| Your task |
Could you return every line of the records below that contains the word "Privacy"?

| Data for processing |
=-=-=

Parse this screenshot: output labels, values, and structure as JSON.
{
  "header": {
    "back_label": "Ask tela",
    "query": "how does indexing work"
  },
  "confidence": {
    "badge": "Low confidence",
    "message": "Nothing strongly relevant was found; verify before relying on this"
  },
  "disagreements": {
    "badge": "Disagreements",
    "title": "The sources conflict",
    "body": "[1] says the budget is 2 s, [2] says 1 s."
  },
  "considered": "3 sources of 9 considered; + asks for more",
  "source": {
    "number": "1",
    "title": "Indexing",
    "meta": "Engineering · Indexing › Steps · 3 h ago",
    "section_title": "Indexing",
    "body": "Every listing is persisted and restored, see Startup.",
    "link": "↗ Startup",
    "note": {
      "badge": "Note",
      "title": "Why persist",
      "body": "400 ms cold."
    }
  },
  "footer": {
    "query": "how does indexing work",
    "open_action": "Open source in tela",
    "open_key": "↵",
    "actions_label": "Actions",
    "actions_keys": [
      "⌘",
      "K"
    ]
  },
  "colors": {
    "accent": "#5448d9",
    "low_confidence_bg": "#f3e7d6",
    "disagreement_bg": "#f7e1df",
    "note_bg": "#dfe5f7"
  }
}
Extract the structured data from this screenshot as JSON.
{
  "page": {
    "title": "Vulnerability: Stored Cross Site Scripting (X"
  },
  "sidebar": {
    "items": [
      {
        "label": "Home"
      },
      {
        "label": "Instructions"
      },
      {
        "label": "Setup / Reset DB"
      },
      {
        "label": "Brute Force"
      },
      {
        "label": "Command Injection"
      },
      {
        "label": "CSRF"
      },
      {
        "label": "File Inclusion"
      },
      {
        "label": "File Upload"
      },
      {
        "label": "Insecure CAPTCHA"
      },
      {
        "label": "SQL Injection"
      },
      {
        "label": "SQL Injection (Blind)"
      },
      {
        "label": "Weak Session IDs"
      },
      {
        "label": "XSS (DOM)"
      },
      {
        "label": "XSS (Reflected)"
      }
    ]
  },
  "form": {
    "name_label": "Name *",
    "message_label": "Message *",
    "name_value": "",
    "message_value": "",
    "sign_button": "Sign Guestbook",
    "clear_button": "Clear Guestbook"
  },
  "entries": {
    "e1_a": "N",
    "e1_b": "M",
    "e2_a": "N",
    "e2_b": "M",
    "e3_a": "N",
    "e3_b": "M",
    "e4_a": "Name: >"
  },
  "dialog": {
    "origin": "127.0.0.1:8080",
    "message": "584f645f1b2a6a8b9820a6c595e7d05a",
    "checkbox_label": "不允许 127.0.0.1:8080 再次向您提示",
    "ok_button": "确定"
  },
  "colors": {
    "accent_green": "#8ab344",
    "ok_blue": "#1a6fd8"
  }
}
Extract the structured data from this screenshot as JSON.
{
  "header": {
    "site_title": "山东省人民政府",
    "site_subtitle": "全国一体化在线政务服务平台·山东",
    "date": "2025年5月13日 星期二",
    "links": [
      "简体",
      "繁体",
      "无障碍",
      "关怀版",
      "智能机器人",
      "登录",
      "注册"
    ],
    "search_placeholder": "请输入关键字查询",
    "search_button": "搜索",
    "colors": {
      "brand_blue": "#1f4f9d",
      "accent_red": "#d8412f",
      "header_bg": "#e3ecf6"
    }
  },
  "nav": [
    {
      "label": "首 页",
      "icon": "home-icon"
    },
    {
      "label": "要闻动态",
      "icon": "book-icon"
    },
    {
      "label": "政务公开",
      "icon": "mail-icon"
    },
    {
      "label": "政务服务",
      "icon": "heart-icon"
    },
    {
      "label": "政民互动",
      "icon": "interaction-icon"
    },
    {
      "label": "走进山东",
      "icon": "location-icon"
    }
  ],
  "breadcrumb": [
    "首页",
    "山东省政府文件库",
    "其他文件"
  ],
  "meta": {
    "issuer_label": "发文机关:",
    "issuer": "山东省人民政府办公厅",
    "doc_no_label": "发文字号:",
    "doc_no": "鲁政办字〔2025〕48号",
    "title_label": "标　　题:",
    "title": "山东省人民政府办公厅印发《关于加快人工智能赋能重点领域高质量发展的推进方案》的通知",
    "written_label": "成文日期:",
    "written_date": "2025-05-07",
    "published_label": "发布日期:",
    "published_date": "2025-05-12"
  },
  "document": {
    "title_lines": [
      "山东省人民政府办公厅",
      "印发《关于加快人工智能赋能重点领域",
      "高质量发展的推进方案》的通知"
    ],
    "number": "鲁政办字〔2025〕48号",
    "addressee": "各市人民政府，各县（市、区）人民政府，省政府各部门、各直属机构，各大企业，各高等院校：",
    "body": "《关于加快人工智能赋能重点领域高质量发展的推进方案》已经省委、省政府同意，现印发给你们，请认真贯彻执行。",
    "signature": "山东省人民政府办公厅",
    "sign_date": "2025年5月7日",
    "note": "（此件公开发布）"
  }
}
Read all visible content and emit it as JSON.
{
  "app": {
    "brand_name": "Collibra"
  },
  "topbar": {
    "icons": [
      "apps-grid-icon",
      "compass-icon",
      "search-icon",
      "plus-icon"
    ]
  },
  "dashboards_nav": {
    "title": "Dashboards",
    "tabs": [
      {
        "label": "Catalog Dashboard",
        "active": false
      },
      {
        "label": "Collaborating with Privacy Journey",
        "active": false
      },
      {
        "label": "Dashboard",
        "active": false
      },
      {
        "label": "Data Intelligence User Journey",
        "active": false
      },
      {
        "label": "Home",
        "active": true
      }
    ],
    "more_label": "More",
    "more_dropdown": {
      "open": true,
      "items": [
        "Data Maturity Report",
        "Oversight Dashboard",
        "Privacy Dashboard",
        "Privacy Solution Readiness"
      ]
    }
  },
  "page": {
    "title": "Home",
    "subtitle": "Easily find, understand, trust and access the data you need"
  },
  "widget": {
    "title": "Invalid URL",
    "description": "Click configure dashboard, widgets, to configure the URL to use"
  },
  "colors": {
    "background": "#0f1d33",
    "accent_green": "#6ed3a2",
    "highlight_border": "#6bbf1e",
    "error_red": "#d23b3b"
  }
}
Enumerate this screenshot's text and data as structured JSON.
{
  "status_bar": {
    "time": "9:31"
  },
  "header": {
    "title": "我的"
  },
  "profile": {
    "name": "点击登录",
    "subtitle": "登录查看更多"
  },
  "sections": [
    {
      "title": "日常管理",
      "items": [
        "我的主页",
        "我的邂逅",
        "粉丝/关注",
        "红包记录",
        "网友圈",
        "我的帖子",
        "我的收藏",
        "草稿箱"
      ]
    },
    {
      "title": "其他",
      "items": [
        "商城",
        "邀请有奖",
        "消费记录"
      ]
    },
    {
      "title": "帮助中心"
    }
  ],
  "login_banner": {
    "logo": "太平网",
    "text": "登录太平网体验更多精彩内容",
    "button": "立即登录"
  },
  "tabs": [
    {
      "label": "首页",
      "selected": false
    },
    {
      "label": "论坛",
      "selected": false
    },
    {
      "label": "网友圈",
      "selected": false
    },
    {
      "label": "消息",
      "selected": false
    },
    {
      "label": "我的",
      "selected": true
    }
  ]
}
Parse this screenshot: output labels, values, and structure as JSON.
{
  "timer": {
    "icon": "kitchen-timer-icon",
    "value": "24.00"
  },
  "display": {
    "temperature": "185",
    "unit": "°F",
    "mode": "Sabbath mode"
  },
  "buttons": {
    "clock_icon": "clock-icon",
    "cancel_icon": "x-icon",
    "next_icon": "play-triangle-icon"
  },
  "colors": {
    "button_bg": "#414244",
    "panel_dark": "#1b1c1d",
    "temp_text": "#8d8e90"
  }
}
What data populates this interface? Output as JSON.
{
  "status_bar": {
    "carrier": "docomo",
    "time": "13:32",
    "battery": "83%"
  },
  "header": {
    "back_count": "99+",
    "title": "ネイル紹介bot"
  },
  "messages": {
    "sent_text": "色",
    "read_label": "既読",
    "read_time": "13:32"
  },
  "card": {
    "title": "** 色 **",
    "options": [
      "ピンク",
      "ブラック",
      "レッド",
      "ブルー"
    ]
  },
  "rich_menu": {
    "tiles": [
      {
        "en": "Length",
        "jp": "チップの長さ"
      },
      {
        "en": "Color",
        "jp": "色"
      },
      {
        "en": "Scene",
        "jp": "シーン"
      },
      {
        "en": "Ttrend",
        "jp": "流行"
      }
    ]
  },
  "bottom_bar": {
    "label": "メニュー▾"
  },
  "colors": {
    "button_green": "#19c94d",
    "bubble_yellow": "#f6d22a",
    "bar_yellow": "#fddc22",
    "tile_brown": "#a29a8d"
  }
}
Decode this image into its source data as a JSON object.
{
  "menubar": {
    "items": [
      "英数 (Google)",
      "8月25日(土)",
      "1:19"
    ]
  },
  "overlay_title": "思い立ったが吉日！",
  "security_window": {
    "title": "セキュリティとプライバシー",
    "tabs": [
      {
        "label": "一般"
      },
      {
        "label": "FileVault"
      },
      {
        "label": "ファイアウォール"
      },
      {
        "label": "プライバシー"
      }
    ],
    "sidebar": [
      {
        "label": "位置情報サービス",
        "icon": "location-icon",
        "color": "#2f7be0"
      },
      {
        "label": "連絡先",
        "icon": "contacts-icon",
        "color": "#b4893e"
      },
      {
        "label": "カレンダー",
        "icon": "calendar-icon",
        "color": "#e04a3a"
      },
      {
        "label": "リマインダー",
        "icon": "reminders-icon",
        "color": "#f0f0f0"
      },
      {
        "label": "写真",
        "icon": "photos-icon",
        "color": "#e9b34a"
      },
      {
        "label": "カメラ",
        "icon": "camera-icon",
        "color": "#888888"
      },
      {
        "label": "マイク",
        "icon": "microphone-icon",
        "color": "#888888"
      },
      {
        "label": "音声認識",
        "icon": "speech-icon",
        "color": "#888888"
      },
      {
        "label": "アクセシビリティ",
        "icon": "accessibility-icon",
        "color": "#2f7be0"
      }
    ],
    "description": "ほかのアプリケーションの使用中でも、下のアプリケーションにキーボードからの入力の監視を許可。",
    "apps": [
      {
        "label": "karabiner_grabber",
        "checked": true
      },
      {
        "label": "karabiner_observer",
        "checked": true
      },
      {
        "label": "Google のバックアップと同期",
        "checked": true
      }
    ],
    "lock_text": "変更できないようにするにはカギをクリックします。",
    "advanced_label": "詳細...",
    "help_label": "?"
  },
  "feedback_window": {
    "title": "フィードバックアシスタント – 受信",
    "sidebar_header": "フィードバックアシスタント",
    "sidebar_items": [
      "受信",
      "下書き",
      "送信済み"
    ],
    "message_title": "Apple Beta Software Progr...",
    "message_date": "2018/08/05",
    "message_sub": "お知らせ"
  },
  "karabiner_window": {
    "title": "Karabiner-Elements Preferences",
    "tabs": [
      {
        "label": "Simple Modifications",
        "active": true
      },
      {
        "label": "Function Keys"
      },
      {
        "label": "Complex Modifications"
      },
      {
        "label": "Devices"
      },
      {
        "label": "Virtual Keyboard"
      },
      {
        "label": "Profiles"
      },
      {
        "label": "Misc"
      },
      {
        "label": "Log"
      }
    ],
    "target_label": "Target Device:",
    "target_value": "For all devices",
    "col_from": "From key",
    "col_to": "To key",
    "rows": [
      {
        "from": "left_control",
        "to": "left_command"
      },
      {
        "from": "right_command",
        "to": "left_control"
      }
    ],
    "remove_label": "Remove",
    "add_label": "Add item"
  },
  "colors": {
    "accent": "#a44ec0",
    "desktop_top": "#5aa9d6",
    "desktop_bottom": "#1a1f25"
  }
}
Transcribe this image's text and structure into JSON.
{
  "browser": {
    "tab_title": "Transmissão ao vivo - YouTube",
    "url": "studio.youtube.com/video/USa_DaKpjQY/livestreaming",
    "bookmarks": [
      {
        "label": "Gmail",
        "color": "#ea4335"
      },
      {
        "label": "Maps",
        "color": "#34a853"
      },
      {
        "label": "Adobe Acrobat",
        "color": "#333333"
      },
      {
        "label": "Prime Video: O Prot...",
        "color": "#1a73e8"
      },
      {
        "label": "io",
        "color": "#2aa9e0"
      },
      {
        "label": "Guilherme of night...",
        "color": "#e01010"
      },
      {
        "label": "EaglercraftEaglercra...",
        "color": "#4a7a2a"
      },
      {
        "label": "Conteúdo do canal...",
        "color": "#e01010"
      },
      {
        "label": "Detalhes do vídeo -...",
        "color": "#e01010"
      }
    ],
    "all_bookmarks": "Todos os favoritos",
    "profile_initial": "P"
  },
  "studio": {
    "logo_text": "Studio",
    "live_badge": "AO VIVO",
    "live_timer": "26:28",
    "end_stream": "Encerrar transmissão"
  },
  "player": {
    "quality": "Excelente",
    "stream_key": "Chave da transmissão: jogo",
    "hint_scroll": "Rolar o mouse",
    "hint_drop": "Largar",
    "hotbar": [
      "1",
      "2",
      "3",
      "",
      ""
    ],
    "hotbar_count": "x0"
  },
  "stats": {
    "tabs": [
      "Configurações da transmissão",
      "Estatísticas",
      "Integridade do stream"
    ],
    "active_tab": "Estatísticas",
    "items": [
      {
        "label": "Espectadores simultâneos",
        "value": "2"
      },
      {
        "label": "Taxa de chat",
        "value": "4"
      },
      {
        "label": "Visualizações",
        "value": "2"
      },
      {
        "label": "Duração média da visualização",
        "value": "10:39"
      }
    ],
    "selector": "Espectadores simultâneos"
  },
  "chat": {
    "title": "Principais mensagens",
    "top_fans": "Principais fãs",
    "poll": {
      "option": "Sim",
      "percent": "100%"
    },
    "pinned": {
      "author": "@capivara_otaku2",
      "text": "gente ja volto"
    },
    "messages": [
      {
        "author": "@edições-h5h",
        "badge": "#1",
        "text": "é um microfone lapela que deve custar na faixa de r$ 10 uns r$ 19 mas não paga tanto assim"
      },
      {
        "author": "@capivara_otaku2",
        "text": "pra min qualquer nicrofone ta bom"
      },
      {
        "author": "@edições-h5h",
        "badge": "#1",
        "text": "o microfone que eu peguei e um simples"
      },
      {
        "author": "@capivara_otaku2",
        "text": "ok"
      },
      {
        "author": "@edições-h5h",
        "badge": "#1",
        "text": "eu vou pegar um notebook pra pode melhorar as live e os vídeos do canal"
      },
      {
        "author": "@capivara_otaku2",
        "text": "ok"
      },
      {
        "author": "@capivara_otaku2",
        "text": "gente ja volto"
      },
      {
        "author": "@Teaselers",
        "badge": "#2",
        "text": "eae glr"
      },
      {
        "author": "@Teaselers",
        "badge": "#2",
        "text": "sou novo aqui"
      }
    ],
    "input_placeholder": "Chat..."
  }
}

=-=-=

| Output of the exercise |
        "label": "Collaborating with Privacy Journey",
        "Privacy Dashboard",
        "Privacy Solution Readiness"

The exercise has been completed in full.